- _Task directions_:
When you write out the entries, keep every line exactly as it appears.

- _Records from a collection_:
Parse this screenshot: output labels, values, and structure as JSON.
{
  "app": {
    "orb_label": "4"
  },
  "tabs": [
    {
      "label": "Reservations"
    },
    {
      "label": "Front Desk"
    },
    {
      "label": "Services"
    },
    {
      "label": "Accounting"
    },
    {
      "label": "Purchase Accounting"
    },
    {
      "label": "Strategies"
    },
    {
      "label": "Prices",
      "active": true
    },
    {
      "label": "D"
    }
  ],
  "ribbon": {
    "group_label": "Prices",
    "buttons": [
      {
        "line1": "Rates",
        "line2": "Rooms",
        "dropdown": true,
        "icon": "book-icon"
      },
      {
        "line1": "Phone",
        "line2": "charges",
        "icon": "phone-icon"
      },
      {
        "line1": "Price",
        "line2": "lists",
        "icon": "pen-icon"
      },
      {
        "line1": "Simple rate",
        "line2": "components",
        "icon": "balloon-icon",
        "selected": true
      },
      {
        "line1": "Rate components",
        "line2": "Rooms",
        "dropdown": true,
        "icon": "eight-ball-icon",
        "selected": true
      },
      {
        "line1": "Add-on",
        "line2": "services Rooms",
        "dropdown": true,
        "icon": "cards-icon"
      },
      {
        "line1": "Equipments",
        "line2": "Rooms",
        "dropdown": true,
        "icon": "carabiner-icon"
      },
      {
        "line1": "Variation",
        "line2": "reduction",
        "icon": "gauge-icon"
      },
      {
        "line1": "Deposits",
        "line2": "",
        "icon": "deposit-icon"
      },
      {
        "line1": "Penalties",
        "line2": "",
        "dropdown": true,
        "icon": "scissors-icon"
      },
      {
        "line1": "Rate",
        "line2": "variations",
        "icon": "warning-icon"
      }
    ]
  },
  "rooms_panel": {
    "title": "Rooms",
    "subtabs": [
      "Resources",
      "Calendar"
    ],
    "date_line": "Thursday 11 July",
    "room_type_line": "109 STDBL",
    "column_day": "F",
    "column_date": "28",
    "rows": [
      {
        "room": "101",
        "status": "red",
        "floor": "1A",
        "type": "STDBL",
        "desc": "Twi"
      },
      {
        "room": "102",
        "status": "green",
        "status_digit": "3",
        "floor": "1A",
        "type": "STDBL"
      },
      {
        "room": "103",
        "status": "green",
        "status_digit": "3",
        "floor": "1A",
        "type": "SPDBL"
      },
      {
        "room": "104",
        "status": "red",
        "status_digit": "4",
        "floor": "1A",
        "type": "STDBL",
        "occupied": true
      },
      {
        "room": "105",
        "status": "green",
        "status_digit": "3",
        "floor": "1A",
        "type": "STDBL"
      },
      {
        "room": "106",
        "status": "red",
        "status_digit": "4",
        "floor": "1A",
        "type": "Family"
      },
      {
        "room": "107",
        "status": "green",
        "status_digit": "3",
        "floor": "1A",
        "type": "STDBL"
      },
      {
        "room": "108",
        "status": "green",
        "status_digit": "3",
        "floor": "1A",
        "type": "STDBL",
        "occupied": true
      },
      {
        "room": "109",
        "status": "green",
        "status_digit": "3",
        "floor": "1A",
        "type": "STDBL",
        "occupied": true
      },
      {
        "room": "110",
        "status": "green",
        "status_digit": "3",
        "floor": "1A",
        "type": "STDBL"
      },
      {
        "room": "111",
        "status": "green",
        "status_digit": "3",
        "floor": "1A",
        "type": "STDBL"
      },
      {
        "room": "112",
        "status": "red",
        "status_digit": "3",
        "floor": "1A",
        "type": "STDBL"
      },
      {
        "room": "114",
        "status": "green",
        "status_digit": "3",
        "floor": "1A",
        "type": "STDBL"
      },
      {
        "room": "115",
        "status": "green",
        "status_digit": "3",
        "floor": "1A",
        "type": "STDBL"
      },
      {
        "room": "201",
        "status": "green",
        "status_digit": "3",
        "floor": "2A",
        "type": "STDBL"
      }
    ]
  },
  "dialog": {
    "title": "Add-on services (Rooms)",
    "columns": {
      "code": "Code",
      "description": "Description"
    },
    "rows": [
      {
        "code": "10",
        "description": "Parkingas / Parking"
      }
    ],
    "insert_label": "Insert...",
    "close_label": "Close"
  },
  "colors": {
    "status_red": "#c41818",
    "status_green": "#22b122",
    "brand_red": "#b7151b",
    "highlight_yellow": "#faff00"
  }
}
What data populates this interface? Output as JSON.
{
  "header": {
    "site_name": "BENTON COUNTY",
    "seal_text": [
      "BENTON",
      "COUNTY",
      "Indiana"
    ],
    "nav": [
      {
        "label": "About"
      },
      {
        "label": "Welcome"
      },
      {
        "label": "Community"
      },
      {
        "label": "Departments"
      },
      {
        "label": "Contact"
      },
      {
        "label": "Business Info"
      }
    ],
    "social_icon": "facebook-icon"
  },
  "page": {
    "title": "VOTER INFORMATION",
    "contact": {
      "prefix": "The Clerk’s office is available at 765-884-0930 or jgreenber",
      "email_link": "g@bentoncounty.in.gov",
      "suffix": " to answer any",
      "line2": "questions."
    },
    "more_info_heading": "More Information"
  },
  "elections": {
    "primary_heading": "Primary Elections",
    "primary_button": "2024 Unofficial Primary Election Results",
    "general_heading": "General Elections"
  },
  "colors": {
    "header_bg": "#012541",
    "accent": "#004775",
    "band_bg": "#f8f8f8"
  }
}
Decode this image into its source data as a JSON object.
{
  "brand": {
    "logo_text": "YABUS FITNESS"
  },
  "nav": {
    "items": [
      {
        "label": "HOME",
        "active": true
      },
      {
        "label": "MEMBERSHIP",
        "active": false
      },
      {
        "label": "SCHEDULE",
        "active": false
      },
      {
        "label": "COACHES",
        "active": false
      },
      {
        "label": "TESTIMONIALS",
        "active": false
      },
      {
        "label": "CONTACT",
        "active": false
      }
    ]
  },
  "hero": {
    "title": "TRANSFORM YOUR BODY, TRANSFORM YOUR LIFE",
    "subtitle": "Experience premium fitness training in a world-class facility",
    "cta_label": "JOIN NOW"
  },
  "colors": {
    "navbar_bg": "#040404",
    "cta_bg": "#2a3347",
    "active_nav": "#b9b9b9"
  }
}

- _Solved exercise_:
Parse this screenshot: output labels, values, and structure as JSON.
{
  "app": {
    "orb_label": "4"
  },
  "tabs": [
    {
      "label": "Reservations"
    },
    {
      "label": "Front Desk"
    },
    {
      "label": "Services"
    },
    {
      "label": "Accounting"
    },
    {
      "label": "Purchase Accounting"
    },
    {
      "label": "Strategies"
    },
    {
      "label": "Prices",
      "active": true
    },
    {
      "label": "D"
    }
  ],
  "ribbon": {
    "group_label": "Prices",
    "buttons": [
      {
        "line1": "Rates",
        "line2": "Rooms",
        "dropdown": true,
        "icon": "book-icon"
      },
      {
        "line1": "Phone",
        "line2": "charges",
        "icon": "phone-icon"
      },
      {
        "line1": "Price",
        "line2": "lists",
        "icon": "pen-icon"
      },
      {
        "line1": "Simple rate",
        "line2": "components",
        "icon": "balloon-icon",
        "selected": true
      },
      {
        "line1": "Rate components",
        "line2": "Rooms",
        "dropdown": true,
        "icon": "eight-ball-icon",
        "selected": true
      },
      {
        "line1": "Add-on",
        "line2": "services Rooms",
        "dropdown": true,
        "icon": "cards-icon"
      },
      {
        "line1": "Equipments",
        "line2": "Rooms",
        "dropdown": true,
        "icon": "carabiner-icon"
      },
      {
        "line1": "Variation",
        "line2": "reduction",
        "icon": "gauge-icon"
      },
      {
        "line1": "Deposits",
        "line2": "",
        "icon": "deposit-icon"
      },
      {
        "line1": "Penalties",
        "line2": "",
        "dropdown": true,
        "icon": "scissors-icon"
      },
      {
        "line1": "Rate",
        "line2": "variations",
        "icon": "warning-icon"
      }
    ]
  },
  "rooms_panel": {
    "title": "Rooms",
    "subtabs": [
      "Resources",
      "Calendar"
    ],
    "date_line": "Thursday 11 July",
    "room_type_line": "109 STDBL",
    "column_day": "F",
    "column_date": "28",
    "rows": [
      {
        "room": "101",
        "status": "red",
        "floor": "1A",
        "type": "STDBL",
        "desc": "Twi"
      },
      {
        "room": "102",
        "status": "green",
        "status_digit": "3",
        "floor": "1A",
        "type": "STDBL"
      },
      {
        "room": "103",
        "status": "green",
        "status_digit": "3",
        "floor": "1A",
        "type": "SPDBL"
      },
      {
        "room": "104",
        "status": "red",
        "status_digit": "4",
        "floor": "1A",
        "type": "STDBL",
        "occupied": true
      },
      {
        "room": "105",
        "status": "green",
        "status_digit": "3",
        "floor": "1A",
        "type": "STDBL"
      },
      {
        "room": "106",
        "status": "red",
        "status_digit": "4",
        "floor": "1A",
        "type": "Family"
      },
      {
        "room": "107",
        "status": "green",
        "status_digit": "3",
        "floor": "1A",
        "type": "STDBL"
      },
      {
        "room": "108",
        "status": "green",
        "status_digit": "3",
        "floor": "1A",
        "type": "STDBL",
        "occupied": true
      },
      {
        "room": "109",
        "status": "green",
        "status_digit": "3",
        "floor": "1A",
        "type": "STDBL",
        "occupied": true
      },
      {
        "room": "110",
        "status": "green",
        "status_digit": "3",
        "floor": "1A",
        "type": "STDBL"
      },
      {
        "room": "111",
        "status": "green",
        "status_digit": "3",
        "floor": "1A",
        "type": "STDBL"
      },
      {
        "room": "112",
        "status": "red",
        "status_digit": "3",
        "floor": "1A",
        "type": "STDBL"
      },
      {
        "room": "114",
        "status": "green",
        "status_digit": "3",
        "floor": "1A",
        "type": "STDBL"
      },
      {
        "room": "115",
        "status": "green",
        "status_digit": "3",
        "floor": "1A",
        "type": "STDBL"
      },
      {
        "room": "201",
        "status": "green",
        "status_digit": "3",
        "floor": "2A",
        "type": "STDBL"
      }
    ]
  },
  "dialog": {
    "title": "Add-on services (Rooms)",
    "columns": {
      "code": "Code",
      "description": "Description"
    },
    "rows": [
      {
        "code": "10",
        "description": "Parkingas / Parking"
      }
    ],
    "insert_label": "Insert...",
    "close_label": "Close"
  },
  "colors": {
    "status_red": "#c41818",
    "status_green": "#22b122",
    "brand_red": "#b7151b",
    "highlight_yellow": "#faff00"
  }
}
What data populates this interface? Output as JSON.
{
  "header": {
    "site_name": "BENTON COUNTY",
    "seal_text": [
      "BENTON",
      "COUNTY",
      "Indiana"
    ],
    "nav": [
      {
        "label": "About"
      },
      {
        "label": "Welcome"
      },
      {
        "label": "Community"
      },
      {
        "label": "Departments"
      },
      {
        "label": "Contact"
      },
      {
        "label": "Business Info"
      }
    ],
    "social_icon": "facebook-icon"
  },
  "page": {
    "title": "VOTER INFORMATION",
    "contact": {
      "prefix": "The Clerk’s office is available at 765-884-0930 or jgreenber",
      "email_link": "g@bentoncounty.in.gov",
      "suffix": " to answer any",
      "line2": "questions."
    },
    "more_info_heading": "More Information"
  },
  "elections": {
    "primary_heading": "Primary Elections",
    "primary_button": "2024 Unofficial Primary Election Results",
    "general_heading": "General Elections"
  },
  "colors": {
    "header_bg": "#012541",
    "accent": "#004775",
    "band_bg": "#f8f8f8"
  }
}
Decode this image into its source data as a JSON object.
{
  "brand": {
    "logo_text": "YABUS FITNESS"
  },
  "nav": {
    "items": [
      {
        "label": "HOME",
        "active": true
      },
      {
        "label": "MEMBERSHIP",
        "active": false
      },
      {
        "label": "SCHEDULE",
        "active": false
      },
      {
        "label": "COACHES",
        "active": false
      },
      {
        "label": "TESTIMONIALS",
        "active": false
      },
      {
        "label": "CONTACT",
        "active": false
      }
    ]
  },
  "hero": {
    "title": "TRANSFORM YOUR BODY, TRANSFORM YOUR LIFE",
    "subtitle": "Experience premium fitness training in a world-class facility",
    "cta_label": "JOIN NOW"
  },
  "colors": {
    "navbar_bg": "#040404",
    "cta_bg": "#2a3347",
    "active_nav": "#b9b9b9"
  }
}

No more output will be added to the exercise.